§ **SUPPLIED DATA**
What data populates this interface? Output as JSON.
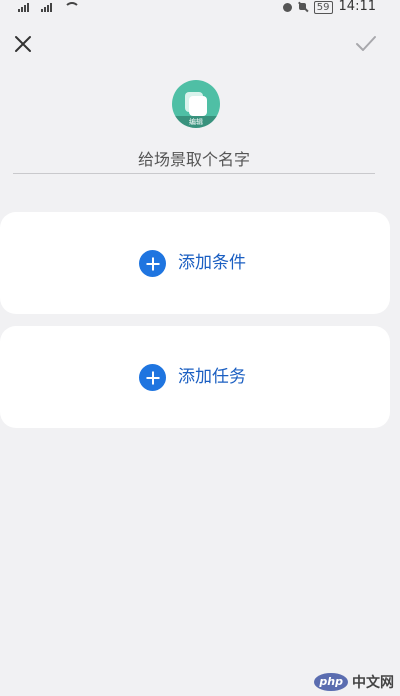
{
  "status_bar": {
    "time": "14:11",
    "battery": "59"
  },
  "toolbar": {
    "close_icon": "close-icon",
    "confirm_icon": "checkmark-icon"
  },
  "scene": {
    "avatar_icon": "scene-cards-icon",
    "avatar_accent": "#4fbfa5",
    "avatar_caption": "编辑",
    "name_placeholder": "给场景取个名字",
    "name_value": ""
  },
  "cards": {
    "condition": {
      "label": "添加条件",
      "icon": "plus-circle-icon"
    },
    "task": {
      "label": "添加任务",
      "icon": "plus-circle-icon"
    },
    "accent": "#1f75e0"
  },
  "watermark": {
    "badge": "php",
    "text": "中文网"
  }
}
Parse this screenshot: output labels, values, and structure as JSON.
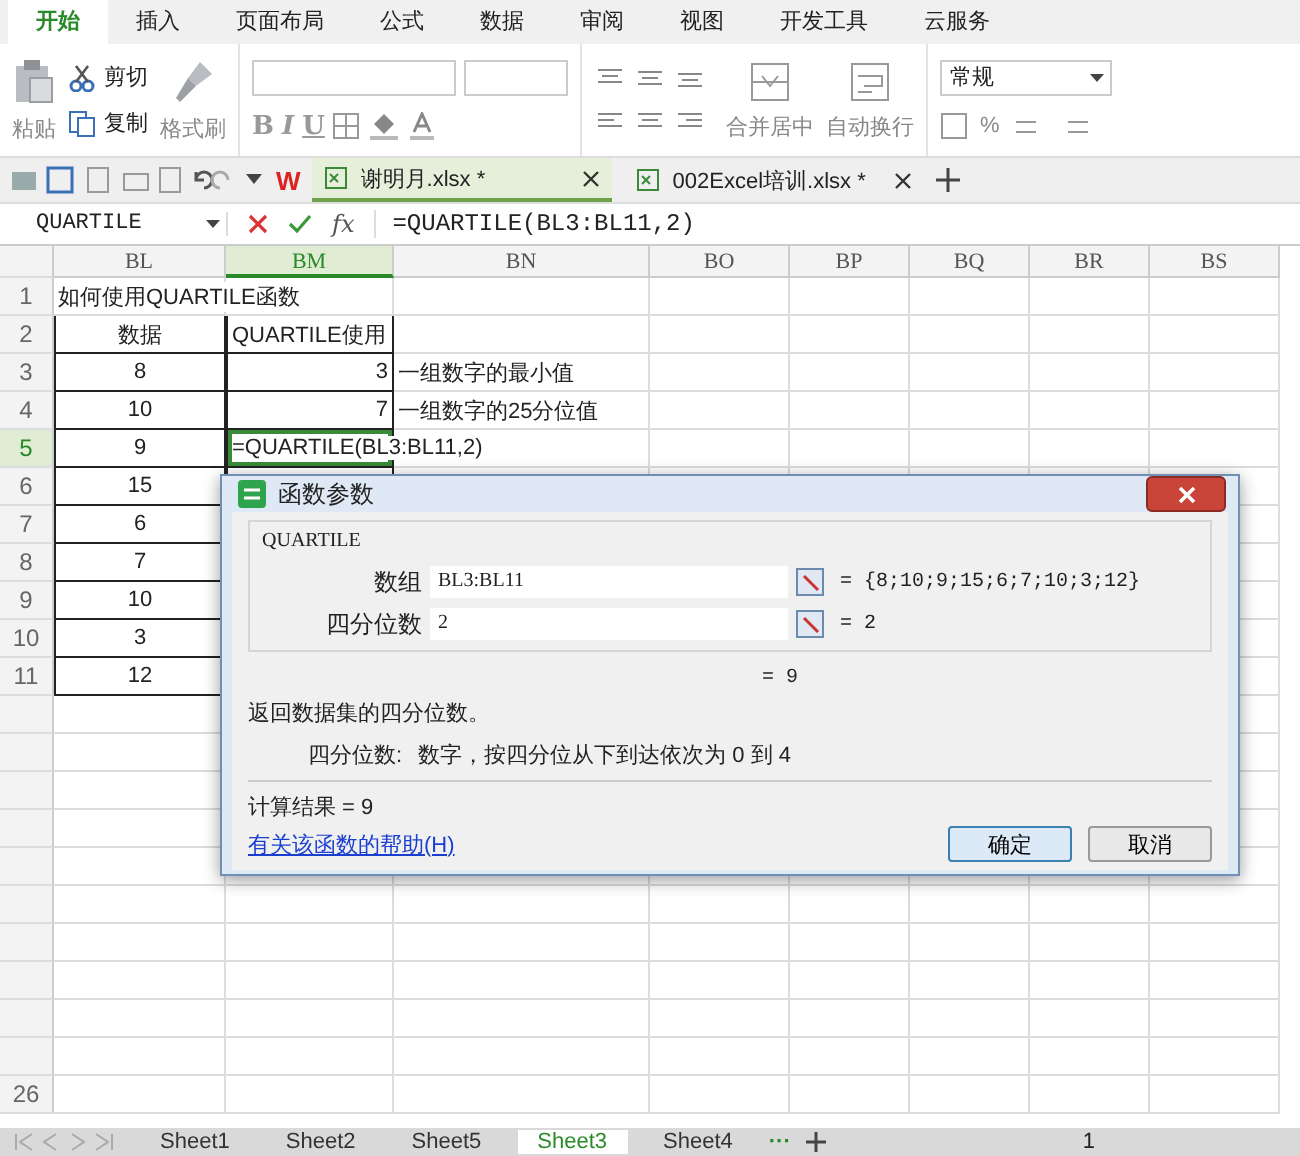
{
  "ribbon_tabs": [
    {
      "label": "开始",
      "selected": true
    },
    {
      "label": "插入",
      "selected": false
    },
    {
      "label": "页面布局",
      "selected": false
    },
    {
      "label": "公式",
      "selected": false
    },
    {
      "label": "数据",
      "selected": false
    },
    {
      "label": "审阅",
      "selected": false
    },
    {
      "label": "视图",
      "selected": false
    },
    {
      "label": "开发工具",
      "selected": false
    },
    {
      "label": "云服务",
      "selected": false
    }
  ],
  "ribbon": {
    "paste": "粘贴",
    "cut": "剪切",
    "copy": "复制",
    "format_painter": "格式刷",
    "bold": "B",
    "italic": "I",
    "underline": "U",
    "merge": "合并居中",
    "wrap": "自动换行",
    "number_format": "常规",
    "percent": "%"
  },
  "app_logo": "W",
  "doc_tabs": [
    {
      "label": "谢明月.xlsx *",
      "selected": true
    },
    {
      "label": "002Excel培训.xlsx *",
      "selected": false
    }
  ],
  "formula_bar": {
    "name_box": "QUARTILE",
    "fx": "fx",
    "formula": "=QUARTILE(BL3:BL11,2)"
  },
  "sheet": {
    "columns": [
      {
        "label": "BL",
        "selected": false
      },
      {
        "label": "BM",
        "selected": true
      },
      {
        "label": "BN",
        "selected": false
      },
      {
        "label": "BO",
        "selected": false
      },
      {
        "label": "BP",
        "selected": false
      },
      {
        "label": "BQ",
        "selected": false
      },
      {
        "label": "BR",
        "selected": false
      },
      {
        "label": "BS",
        "selected": false
      }
    ],
    "rows": [
      {
        "number": "1",
        "selected": false,
        "boxed": false,
        "bl": {
          "text": "如何使用QUARTILE函数",
          "kind": "text"
        }
      },
      {
        "number": "2",
        "selected": false,
        "boxed": true,
        "bl": {
          "text": "数据",
          "kind": "center"
        },
        "bm": {
          "text": "QUARTILE使用",
          "kind": "text"
        }
      },
      {
        "number": "3",
        "selected": false,
        "boxed": true,
        "bl": {
          "text": "8",
          "kind": "center"
        },
        "bm": {
          "text": "3",
          "kind": "number"
        },
        "bn": {
          "text": "一组数字的最小值",
          "kind": "text"
        }
      },
      {
        "number": "4",
        "selected": false,
        "boxed": true,
        "bl": {
          "text": "10",
          "kind": "center"
        },
        "bm": {
          "text": "7",
          "kind": "number"
        },
        "bn": {
          "text": "一组数字的25分位值",
          "kind": "text"
        }
      },
      {
        "number": "5",
        "selected": true,
        "boxed": true,
        "bl": {
          "text": "9",
          "kind": "center"
        },
        "bm": {
          "text": "=QUARTILE(BL3:BL11,2)",
          "kind": "text"
        }
      },
      {
        "number": "6",
        "selected": false,
        "boxed": true,
        "bl": {
          "text": "15",
          "kind": "center"
        }
      },
      {
        "number": "7",
        "selected": false,
        "boxed": true,
        "bl": {
          "text": "6",
          "kind": "center"
        }
      },
      {
        "number": "8",
        "selected": false,
        "boxed": true,
        "bl": {
          "text": "7",
          "kind": "center"
        }
      },
      {
        "number": "9",
        "selected": false,
        "boxed": true,
        "bl": {
          "text": "10",
          "kind": "center"
        }
      },
      {
        "number": "10",
        "selected": false,
        "boxed": true,
        "bl": {
          "text": "3",
          "kind": "center"
        }
      },
      {
        "number": "11",
        "selected": false,
        "boxed": true,
        "bl": {
          "text": "12",
          "kind": "center"
        }
      }
    ],
    "last_row": "26"
  },
  "dialog": {
    "title": "函数参数",
    "function": "QUARTILE",
    "args": [
      {
        "label": "数组",
        "value": "BL3:BL11",
        "result": "= {8;10;9;15;6;7;10;3;12}"
      },
      {
        "label": "四分位数",
        "value": "2",
        "result": "= 2"
      }
    ],
    "formula_result": "= 9",
    "description": "返回数据集的四分位数。",
    "arg_name": "四分位数:",
    "arg_help": "数字，按四分位从下到达依次为 0 到 4",
    "calc_result": "计算结果 = 9",
    "help_link": "有关该函数的帮助(H)",
    "ok": "确定",
    "cancel": "取消"
  },
  "sheet_tabs": [
    {
      "label": "Sheet1",
      "selected": false
    },
    {
      "label": "Sheet2",
      "selected": false
    },
    {
      "label": "Sheet5",
      "selected": false
    },
    {
      "label": "Sheet3",
      "selected": true
    },
    {
      "label": "Sheet4",
      "selected": false
    }
  ],
  "more_sheets": "···",
  "page_number": "1"
}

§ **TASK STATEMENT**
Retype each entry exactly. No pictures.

§ **SOLVED PROBLEM**
What data populates this interface? Output as JSON.
{
  "status_bar": {
    "time": "14:11",
    "battery": "59"
  },
  "toolbar": {
    "close_icon": "close-icon",
    "confirm_icon": "checkmark-icon"
  },
  "scene": {
    "avatar_icon": "scene-cards-icon",
    "avatar_accent": "#4fbfa5",
    "avatar_caption": "编辑",
    "name_placeholder": "给场景取个名字",
    "name_value": ""
  },
  "cards": {
    "condition": {
      "label": "添加条件",
      "icon": "plus-circle-icon"
    },
    "task": {
      "label": "添加任务",
      "icon": "plus-circle-icon"
    },
    "accent": "#1f75e0"
  },
  "watermark": {
    "badge": "php",
    "text": "中文网"
  }
}
Parse this screenshot: output labels, values, and structure as JSON.
{
  "ribbon_tabs": [
    {
      "label": "开始",
      "selected": true
    },
    {
      "label": "插入",
      "selected": false
    },
    {
      "label": "页面布局",
      "selected": false
    },
    {
      "label": "公式",
      "selected": false
    },
    {
      "label": "数据",
      "selected": false
    },
    {
      "label": "审阅",
      "selected": false
    },
    {
      "label": "视图",
      "selected": false
    },
    {
      "label": "开发工具",
      "selected": false
    },
    {
      "label": "云服务",
      "selected": false
    }
  ],
  "ribbon": {
    "paste": "粘贴",
    "cut": "剪切",
    "copy": "复制",
    "format_painter": "格式刷",
    "bold": "B",
    "italic": "I",
    "underline": "U",
    "merge": "合并居中",
    "wrap": "自动换行",
    "number_format": "常规",
    "percent": "%"
  },
  "app_logo": "W",
  "doc_tabs": [
    {
      "label": "谢明月.xlsx *",
      "selected": true
    },
    {
      "label": "002Excel培训.xlsx *",
      "selected": false
    }
  ],
  "formula_bar": {
    "name_box": "QUARTILE",
    "fx": "fx",
    "formula": "=QUARTILE(BL3:BL11,2)"
  },
  "sheet": {
    "columns": [
      {
        "label": "BL",
        "selected": false
      },
      {
        "label": "BM",
        "selected": true
      },
      {
        "label": "BN",
        "selected": false
      },
      {
        "label": "BO",
        "selected": false
      },
      {
        "label": "BP",
        "selected": false
      },
      {
        "label": "BQ",
        "selected": false
      },
      {
        "label": "BR",
        "selected": false
      },
      {
        "label": "BS",
        "selected": false
      }
    ],
    "rows": [
      {
        "number": "1",
        "selected": false,
        "boxed": false,
        "bl": {
          "text": "如何使用QUARTILE函数",
          "kind": "text"
        }
      },
      {
        "number": "2",
        "selected": false,
        "boxed": true,
        "bl": {
          "text": "数据",
          "kind": "center"
        },
        "bm": {
          "text": "QUARTILE使用",
          "kind": "text"
        }
      },
      {
        "number": "3",
        "selected": false,
        "boxed": true,
        "bl": {
          "text": "8",
          "kind": "center"
        },
        "bm": {
          "text": "3",
          "kind": "number"
        },
        "bn": {
          "text": "一组数字的最小值",
          "kind": "text"
        }
      },
      {
        "number": "4",
        "selected": false,
        "boxed": true,
        "bl": {
          "text": "10",
          "kind": "center"
        },
        "bm": {
          "text": "7",
          "kind": "number"
        },
        "bn": {
          "text": "一组数字的25分位值",
          "kind": "text"
        }
      },
      {
        "number": "5",
        "selected": true,
        "boxed": true,
        "bl": {
          "text": "9",
          "kind": "center"
        },
        "bm": {
          "text": "=QUARTILE(BL3:BL11,2)",
          "kind": "text"
        }
      },
      {
        "number": "6",
        "selected": false,
        "boxed": true,
        "bl": {
          "text": "15",
          "kind": "center"
        }
      },
      {
        "number": "7",
        "selected": false,
        "boxed": true,
        "bl": {
          "text": "6",
          "kind": "center"
        }
      },
      {
        "number": "8",
        "selected": false,
        "boxed": true,
        "bl": {
          "text": "7",
          "kind": "center"
        }
      },
      {
        "number": "9",
        "selected": false,
        "boxed": true,
        "bl": {
          "text": "10",
          "kind": "center"
        }
      },
      {
        "number": "10",
        "selected": false,
        "boxed": true,
        "bl": {
          "text": "3",
          "kind": "center"
        }
      },
      {
        "number": "11",
        "selected": false,
        "boxed": true,
        "bl": {
          "text": "12",
          "kind": "center"
        }
      }
    ],
    "last_row": "26"
  },
  "dialog": {
    "title": "函数参数",
    "function": "QUARTILE",
    "args": [
      {
        "label": "数组",
        "value": "BL3:BL11",
        "result": "= {8;10;9;15;6;7;10;3;12}"
      },
      {
        "label": "四分位数",
        "value": "2",
        "result": "= 2"
      }
    ],
    "formula_result": "= 9",
    "description": "返回数据集的四分位数。",
    "arg_name": "四分位数:",
    "arg_help": "数字，按四分位从下到达依次为 0 到 4",
    "calc_result": "计算结果 = 9",
    "help_link": "有关该函数的帮助(H)",
    "ok": "确定",
    "cancel": "取消"
  },
  "sheet_tabs": [
    {
      "label": "Sheet1",
      "selected": false
    },
    {
      "label": "Sheet2",
      "selected": false
    },
    {
      "label": "Sheet5",
      "selected": false
    },
    {
      "label": "Sheet3",
      "selected": true
    },
    {
      "label": "Sheet4",
      "selected": false
    }
  ],
  "more_sheets": "···",
  "page_number": "1"
}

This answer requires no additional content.